Roatan has an extensive history for such a small island. The Pre-Columbian residents of Roatan and the Bay Islands were believed to have been related to Paya, Maya, Lenca or Jicaque, all of which were the same cultures that were once found in Honduras. It wasn’t discovered by the western world until Christopher Columbus stumbled upon it during his fourth village (1502-1504), while he was visiting the neighbouring Bay Island of Guanaja. It wasn’t long after this that the Spanish began using the island for slaving purposes, and as a result no original Roatan Native American communities survive today.
The country has attracted all number of different communities to its shores over the course of history: individual settlers, pirates, traders, and military men, all engaged in various different economic, political, and cultural activities.
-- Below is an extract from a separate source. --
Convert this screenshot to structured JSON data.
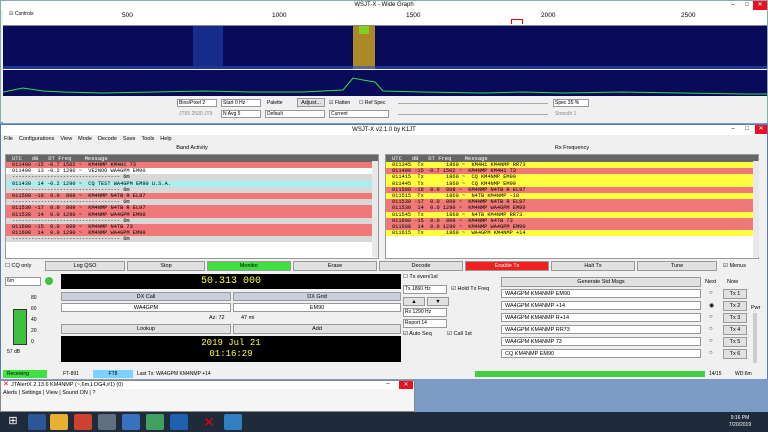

The island was a frequent resting point for sea travellers, and this also made it a great location for military occupation during the struggles between European powers – typically Britain and Spain.
Interestingly, in 1797, the British defeated the French in a battle for control of St. Vincent island, and then rounded up all the St. Vincent Black Caribs – the native culture who sided with the French – and deported them to Roatan. The Black Caribs became the first permanent settlers on the island, and their ancestry of Native American, African, and European laid the foundations of the modern-day Garifuna culture.